▶ **DATASET RECORDS**
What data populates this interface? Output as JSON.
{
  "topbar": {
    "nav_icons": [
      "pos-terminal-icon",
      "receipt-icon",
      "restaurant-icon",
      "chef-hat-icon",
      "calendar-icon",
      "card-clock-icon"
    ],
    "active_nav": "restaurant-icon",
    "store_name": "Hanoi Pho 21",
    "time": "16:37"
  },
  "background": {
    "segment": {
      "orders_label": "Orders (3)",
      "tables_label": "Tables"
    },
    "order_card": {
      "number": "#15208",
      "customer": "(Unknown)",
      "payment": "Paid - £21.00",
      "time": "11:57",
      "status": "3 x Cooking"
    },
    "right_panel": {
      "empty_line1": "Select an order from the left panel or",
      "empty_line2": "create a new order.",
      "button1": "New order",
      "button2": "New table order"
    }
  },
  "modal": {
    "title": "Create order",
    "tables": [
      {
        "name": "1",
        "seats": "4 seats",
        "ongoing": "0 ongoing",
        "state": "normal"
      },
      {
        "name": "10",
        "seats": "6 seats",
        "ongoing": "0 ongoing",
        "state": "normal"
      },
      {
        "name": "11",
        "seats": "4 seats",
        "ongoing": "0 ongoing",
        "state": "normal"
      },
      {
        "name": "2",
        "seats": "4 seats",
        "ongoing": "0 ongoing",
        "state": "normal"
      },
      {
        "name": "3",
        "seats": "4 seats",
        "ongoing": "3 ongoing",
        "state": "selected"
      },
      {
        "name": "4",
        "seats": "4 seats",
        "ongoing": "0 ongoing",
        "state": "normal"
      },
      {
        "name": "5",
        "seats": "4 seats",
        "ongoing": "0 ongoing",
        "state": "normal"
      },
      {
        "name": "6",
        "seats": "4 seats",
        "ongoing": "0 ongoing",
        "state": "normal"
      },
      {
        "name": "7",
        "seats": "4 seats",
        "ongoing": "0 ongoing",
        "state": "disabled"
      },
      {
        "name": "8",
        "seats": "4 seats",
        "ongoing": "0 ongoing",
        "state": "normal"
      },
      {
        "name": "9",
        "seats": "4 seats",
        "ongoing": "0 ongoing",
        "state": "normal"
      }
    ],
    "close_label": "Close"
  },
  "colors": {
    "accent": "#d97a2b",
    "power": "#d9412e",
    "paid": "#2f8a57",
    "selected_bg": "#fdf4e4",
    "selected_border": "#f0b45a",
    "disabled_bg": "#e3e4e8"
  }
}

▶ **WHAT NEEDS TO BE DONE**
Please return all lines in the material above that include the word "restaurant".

▶ **EXERCISE ANSWER**
      "restaurant-icon",
    "active_nav": "restaurant-icon",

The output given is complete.